Your company’s support is key to cracking the visa code – which is why having a travel management company (TMC) is invaluable for businesses with international travel needs, says Rategang Moroke, operations manager at Corporate Traveller.
“Your travel manager ensures your flights, accommodation, and travel plans are on track, while our visa partners make sure your visa process goes smoothly, from scheduling appointments to dealing with embassy requirements. Working together, we take care of your travel, so you can focus on your work goals and have a stress-free trip,” she explains.
How to up your chances of getting a visa green light? Moroke has the following advice:
Check your passport: Before diving into your international plans, check your passport’s expiration date. Numerous countries require a validity of at least six months after your return. Your travel manager will always track these details from your profile, while Corporate Traveller’s tech automatically notifies you about expiring visas.
Chat with travel experts ASAP: Contact your travel manager as soon as you have a sense you may need to travel. They’ll help you determine what kind of visa you need based on your destination and nationality. Your travel manager can also hook you up with visa pros who know the ropes.
Sort out travel insurance: When applying for a visa, you must show that you have travel insurance. Your travel manager can suggest insurance companies with the right coverage for your work trip.

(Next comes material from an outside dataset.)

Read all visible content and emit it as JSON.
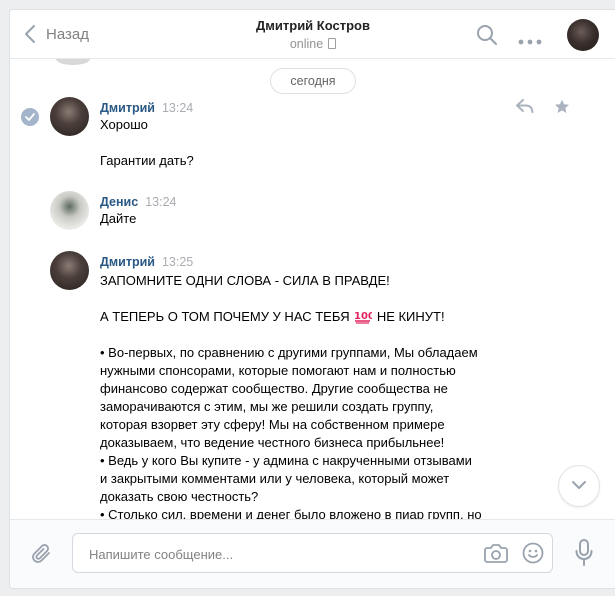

Keep up with rule changes: Rules can flip overnight. Your travel manager will keep you posted about any changes that might mess with your plans, so you don’t have to worry about it constantly.
Stay flexible with bookings: Your travel manager can book flights and accommodation options that are less restrictive and more flexible, allowing you to make changes and cancellations as needed.
“Having a TMC like Corporate Traveller can really make a difference to the success of your visa application. Our tech analyses your profile, so you can always ensure your passport and visas are valid. Your dedicated travel manager will also make sure your bookings are refundable if, for some reason, you can’t travel, which can be a big cost saving in these times of visa volatility. And because we partner with visa specialists, you get the guidance you need to reduce your chances of being rejected,” Moroke says.
The bottom line? Prep your paperwork, polish your confidence – and crucially – take the advice of your visa application partner and TMC.
For more information about Corporate Traveller, or to interview Corporate Traveller South Africa GM Bonnie Smith, call Dorine Reinstein on 083 278 8994 or email email@example.com.